### Listed records

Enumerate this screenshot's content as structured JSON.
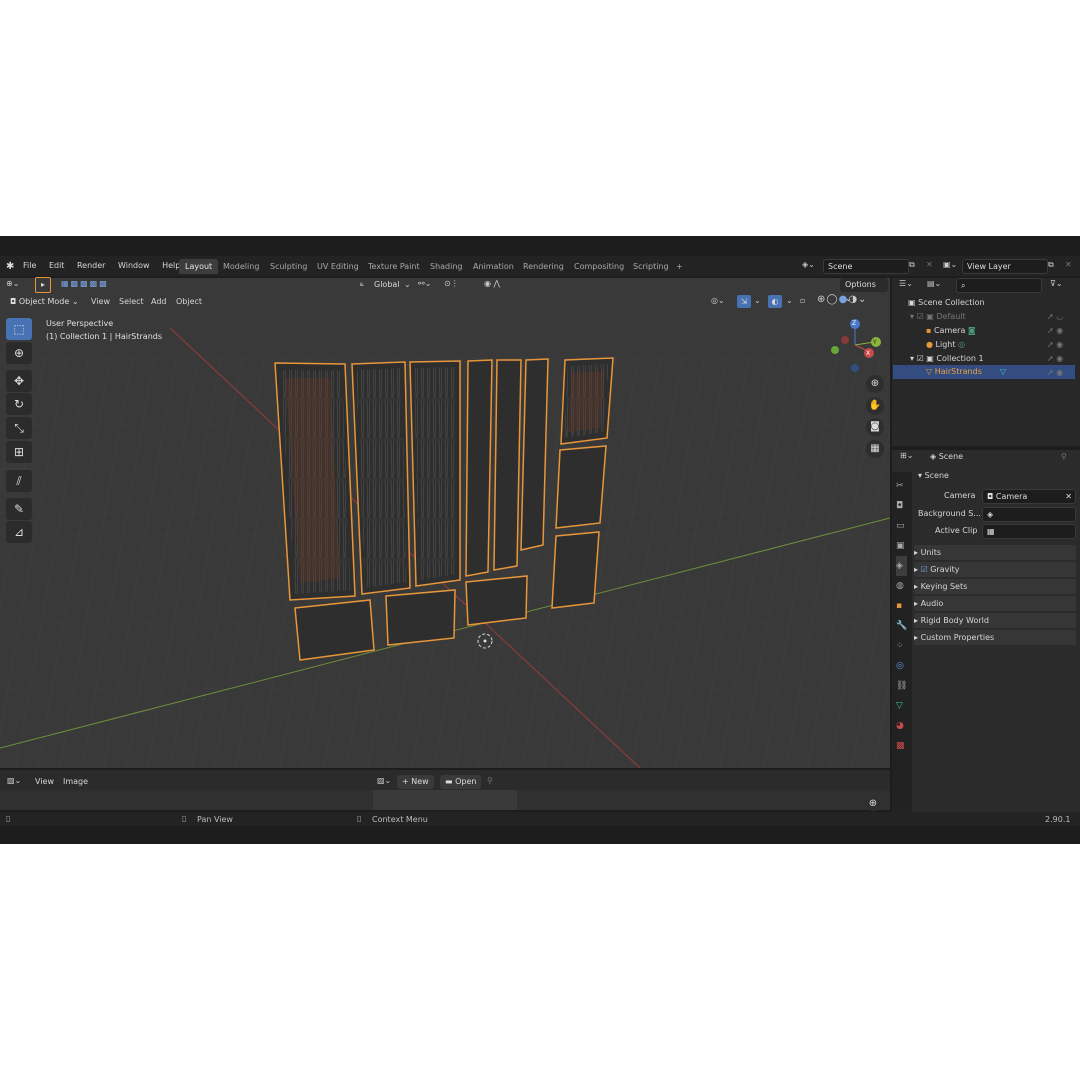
{
  "menu": [
    "File",
    "Edit",
    "Render",
    "Window",
    "Help"
  ],
  "workspaces": [
    "Layout",
    "Modeling",
    "Sculpting",
    "UV Editing",
    "Texture Paint",
    "Shading",
    "Animation",
    "Rendering",
    "Compositing",
    "Scripting"
  ],
  "workspace_add": "+",
  "scene_field": "Scene",
  "view_layer_field": "View Layer",
  "header": {
    "mode": "Object Mode",
    "view": "View",
    "select": "Select",
    "add": "Add",
    "object": "Object",
    "transform": "Global",
    "options": "Options"
  },
  "viewport": {
    "perspective": "User Perspective",
    "collection_info": "(1) Collection 1 | HairStrands",
    "axes": {
      "x": "X",
      "y": "Y",
      "z": "Z"
    }
  },
  "outliner": {
    "root": "Scene Collection",
    "items": [
      {
        "label": "Default",
        "level": 1
      },
      {
        "label": "Camera",
        "level": 2
      },
      {
        "label": "Light",
        "level": 2
      },
      {
        "label": "Collection 1",
        "level": 1
      },
      {
        "label": "HairStrands",
        "level": 2
      }
    ],
    "search_placeholder": ""
  },
  "properties": {
    "title": "Scene",
    "section": "Scene",
    "camera_label": "Camera",
    "camera_value": "Camera",
    "bg_label": "Background S...",
    "clip_label": "Active Clip",
    "panels": [
      "Units",
      "Gravity",
      "Keying Sets",
      "Audio",
      "Rigid Body World",
      "Custom Properties"
    ]
  },
  "image_editor": {
    "view": "View",
    "image": "Image",
    "new": "New",
    "open": "Open"
  },
  "status": {
    "pan": "Pan View",
    "context": "Context Menu",
    "version": "2.90.1"
  },
  "colors": {
    "accent": "#4772b3",
    "selection": "#f0a040",
    "active_row": "#334d80"
  }
}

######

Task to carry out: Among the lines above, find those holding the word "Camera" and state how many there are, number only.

Task answer: 3